Tomlin optimistic as Steelers prep for opener
PITTSBURGH (AP) – Mike Tomlin has confidence in the Pittsburgh Steelers secondary. And the linebackers. And the defensive line. And tight end. And everywhere else his team will begin the 2016 season in Washington on Monday with guys atop the depth chart who weren’t the guys Tomlin had in mind when training camp began six weeks ago.
Ladarius Green, signed to replace the retired Heath Miller, is on the physically unable to perform list with lingering health issues. Outside linebacker Bud Dupree is on injured reserve with abdominal concerns. Cornerback Senquez Golson’s second season is starting a lot like his first: on the sideline as he deals with a shoulder problem. Nose tackle Daniel McCullers is banged up and rookie Javon Hargrave – who is right there in the mix – tweaked a knee in practice on Monday.
Oh, and running back Le’Veon Bell is out until Week 4 while serving a suspension for violating the NFL’s substance abuse policy. At least he’ll play this year. Talented if mercurial wide receiver Martavis Bryant will sit the entire year while serving a drug suspension of his own.
For a team with Super Bowl aspirations, things could be better. Not that Tomlin wants to talk about it. It’s September after all. Things change. Players heal. For now he’s simply ready to get started. Of course he’s optimistic about the defensive backfield even with the last-minute trade with Cleveland over the weekend that brought in underachieving former first-round pick Justin Gilbert.
“We can sit around in these types of settings and scare ourselves with that, or we can sit around in these types of settings and talk about how great the unit is,” Tomlin said. “The reality is the tape is going to be their walking, talking, breathing resume.”
The resume littered with positive bold-faced bullet points last year when Pittsburgh finished 30th against the pass.

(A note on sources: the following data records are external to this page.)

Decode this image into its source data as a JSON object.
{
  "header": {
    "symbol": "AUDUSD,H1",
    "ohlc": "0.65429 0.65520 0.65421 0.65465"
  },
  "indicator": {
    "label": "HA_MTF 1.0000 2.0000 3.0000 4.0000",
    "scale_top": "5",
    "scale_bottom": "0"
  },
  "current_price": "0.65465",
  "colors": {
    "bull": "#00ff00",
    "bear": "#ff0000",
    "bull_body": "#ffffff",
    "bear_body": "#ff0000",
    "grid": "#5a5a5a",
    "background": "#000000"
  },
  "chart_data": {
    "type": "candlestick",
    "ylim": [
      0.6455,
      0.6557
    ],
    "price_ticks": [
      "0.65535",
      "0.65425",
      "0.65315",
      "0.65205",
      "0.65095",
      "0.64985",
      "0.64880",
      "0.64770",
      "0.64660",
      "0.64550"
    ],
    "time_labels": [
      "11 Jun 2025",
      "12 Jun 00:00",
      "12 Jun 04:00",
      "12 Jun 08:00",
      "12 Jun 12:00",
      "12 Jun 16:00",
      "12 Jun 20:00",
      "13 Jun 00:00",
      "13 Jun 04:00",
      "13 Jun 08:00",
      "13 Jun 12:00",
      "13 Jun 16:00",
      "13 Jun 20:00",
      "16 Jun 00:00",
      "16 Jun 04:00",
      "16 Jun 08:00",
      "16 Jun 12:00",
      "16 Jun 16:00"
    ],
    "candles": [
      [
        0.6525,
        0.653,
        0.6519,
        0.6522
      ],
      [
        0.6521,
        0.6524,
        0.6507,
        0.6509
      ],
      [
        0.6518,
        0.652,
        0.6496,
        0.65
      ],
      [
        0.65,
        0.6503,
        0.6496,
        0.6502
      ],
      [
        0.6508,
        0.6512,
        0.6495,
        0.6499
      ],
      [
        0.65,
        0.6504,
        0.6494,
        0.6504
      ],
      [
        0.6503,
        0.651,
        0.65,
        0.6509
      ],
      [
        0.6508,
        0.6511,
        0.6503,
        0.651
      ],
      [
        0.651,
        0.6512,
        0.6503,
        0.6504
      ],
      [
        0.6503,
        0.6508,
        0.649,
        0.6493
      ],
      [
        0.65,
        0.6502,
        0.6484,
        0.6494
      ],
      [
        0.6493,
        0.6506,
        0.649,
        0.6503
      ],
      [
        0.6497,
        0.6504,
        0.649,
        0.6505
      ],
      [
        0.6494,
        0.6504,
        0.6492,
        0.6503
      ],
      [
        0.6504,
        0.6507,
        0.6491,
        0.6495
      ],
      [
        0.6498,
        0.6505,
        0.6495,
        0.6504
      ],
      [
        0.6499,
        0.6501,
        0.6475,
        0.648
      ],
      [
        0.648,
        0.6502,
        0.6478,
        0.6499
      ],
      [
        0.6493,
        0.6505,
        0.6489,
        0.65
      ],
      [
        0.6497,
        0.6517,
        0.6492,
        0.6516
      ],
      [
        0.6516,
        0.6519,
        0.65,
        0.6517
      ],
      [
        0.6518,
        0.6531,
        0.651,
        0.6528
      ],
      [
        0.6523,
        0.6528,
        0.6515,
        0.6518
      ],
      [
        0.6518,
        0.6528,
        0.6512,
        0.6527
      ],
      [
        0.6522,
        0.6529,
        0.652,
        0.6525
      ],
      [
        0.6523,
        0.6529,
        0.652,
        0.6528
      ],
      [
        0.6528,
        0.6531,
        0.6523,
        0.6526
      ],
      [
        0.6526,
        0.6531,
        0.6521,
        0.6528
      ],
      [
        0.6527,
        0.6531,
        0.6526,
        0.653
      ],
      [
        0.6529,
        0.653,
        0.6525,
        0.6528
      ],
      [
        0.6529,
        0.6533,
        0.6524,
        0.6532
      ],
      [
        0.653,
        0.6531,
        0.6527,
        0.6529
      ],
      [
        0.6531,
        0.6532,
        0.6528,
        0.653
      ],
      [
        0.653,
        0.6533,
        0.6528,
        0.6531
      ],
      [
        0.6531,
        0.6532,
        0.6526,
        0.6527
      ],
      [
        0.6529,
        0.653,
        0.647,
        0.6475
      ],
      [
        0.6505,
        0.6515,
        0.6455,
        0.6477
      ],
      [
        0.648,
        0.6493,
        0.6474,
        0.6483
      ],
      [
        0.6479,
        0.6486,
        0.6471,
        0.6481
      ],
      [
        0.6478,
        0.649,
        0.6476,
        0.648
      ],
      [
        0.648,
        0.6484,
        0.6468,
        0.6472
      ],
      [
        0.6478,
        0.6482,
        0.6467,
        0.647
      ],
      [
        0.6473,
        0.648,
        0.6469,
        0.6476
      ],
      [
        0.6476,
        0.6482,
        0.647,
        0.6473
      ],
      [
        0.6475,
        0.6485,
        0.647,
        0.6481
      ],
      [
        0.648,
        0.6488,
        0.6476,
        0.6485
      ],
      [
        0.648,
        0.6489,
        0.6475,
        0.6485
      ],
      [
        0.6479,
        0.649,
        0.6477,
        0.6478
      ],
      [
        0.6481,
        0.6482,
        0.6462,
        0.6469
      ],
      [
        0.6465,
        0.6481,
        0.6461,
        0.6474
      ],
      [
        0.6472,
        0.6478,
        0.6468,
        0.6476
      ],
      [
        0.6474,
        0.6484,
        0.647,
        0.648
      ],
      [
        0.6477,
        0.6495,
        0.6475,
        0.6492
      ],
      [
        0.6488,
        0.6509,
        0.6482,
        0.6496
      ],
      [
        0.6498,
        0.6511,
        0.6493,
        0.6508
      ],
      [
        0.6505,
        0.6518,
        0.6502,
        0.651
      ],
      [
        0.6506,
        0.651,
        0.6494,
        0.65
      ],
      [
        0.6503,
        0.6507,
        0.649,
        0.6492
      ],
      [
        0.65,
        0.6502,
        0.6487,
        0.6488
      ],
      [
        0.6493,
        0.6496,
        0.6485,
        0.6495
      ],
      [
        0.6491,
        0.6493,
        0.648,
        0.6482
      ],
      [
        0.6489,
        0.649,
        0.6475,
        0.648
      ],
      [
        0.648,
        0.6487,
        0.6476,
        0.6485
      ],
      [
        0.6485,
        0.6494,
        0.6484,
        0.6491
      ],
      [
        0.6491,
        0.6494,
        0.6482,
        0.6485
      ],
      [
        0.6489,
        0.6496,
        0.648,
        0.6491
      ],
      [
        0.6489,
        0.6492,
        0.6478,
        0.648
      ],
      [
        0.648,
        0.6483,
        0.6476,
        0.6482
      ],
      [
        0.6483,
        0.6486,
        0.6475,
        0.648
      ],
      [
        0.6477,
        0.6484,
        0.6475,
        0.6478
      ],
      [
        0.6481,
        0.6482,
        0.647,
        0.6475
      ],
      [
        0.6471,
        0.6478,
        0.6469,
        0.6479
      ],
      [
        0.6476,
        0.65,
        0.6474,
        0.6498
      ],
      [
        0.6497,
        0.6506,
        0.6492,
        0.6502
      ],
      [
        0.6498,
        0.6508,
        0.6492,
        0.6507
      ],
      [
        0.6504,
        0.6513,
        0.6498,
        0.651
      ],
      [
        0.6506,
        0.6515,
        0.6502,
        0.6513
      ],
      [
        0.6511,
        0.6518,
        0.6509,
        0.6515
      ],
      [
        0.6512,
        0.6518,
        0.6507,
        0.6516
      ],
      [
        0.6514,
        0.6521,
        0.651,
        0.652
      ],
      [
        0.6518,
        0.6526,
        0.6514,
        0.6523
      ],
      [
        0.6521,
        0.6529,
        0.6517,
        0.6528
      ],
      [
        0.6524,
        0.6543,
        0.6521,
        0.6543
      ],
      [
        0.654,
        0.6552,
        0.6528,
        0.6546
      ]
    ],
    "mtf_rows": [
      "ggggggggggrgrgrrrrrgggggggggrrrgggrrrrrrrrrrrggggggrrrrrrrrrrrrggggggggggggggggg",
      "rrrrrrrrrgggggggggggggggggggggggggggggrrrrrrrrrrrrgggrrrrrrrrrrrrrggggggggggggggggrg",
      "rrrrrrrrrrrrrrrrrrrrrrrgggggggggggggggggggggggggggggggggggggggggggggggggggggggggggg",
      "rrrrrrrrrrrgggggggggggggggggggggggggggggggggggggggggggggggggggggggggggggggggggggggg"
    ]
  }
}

While it didn’t stop the Steelers from going 11-7 and pushing Denver to the limit in the playoffs, they understood upgrades needed to be made, which is why they took cornerback Artie Burns in the first round and safety Sean Davis in the second. Burns was slowed by a quad injury during camp though Davis has been every bit as adaptable as Pittsburgh imagined. He has the size to cover tight ends and the skill to be effective in the slot as part of the nickel package, where Tomlin believes the Steelers will be able to mix and match personnel depending on the situation.
“We have big-time versatility on the backend, in terms of how we can utilize people, because of the veteran presence of guys like William Gay and Robert Golden,” Tomlin said. “And we’re going to lean on it.”
Pittsburgh will also lean on veteran outside linebacker Arthur Moats, thrust into a starting role while Dupree waits to see if his abdominal injury needs surgery. There’s still a chance he could return at some point, but it wouldn’t be before midseason at the earliest. So Moats and second-year player Anthony Chickillo will join Jarvis Jones and James Harrison in the outside rotation.
Tomlin declined to provide specifics on how the playing time will be split, wary of an innocuous comment by outside linebackers coach Joey Porter last year in which Porter said the team would try to limit Harrison’s playing time. The five-time Pro Bowler ended up carrying a heavy workload at age 37. Things are clearer at tight end, where Jesse James finds himself the starter until further notice while Green works his way back. It’s not the role Pittsburgh had in mind for James, who remains a project as a blocker and hardly provides the downfield threat the Steelers envision for Green. Yet he also caught a touchdown pass in the red zone against New Orleans during the first-team offense’s only real extended preseason action.
Consider the other options at quarterback Ben Roethlisberger’s disposal Tomlin doesn’t think James needs to be Miller 2.0. At least, not yet.
“I know it’s something written and talked about because of the retirement of Heath Miller, and because of the unavailability of Green,” Tomlin said. “But we’re comfortable with where we are and with what they’re capable of contributing to us.”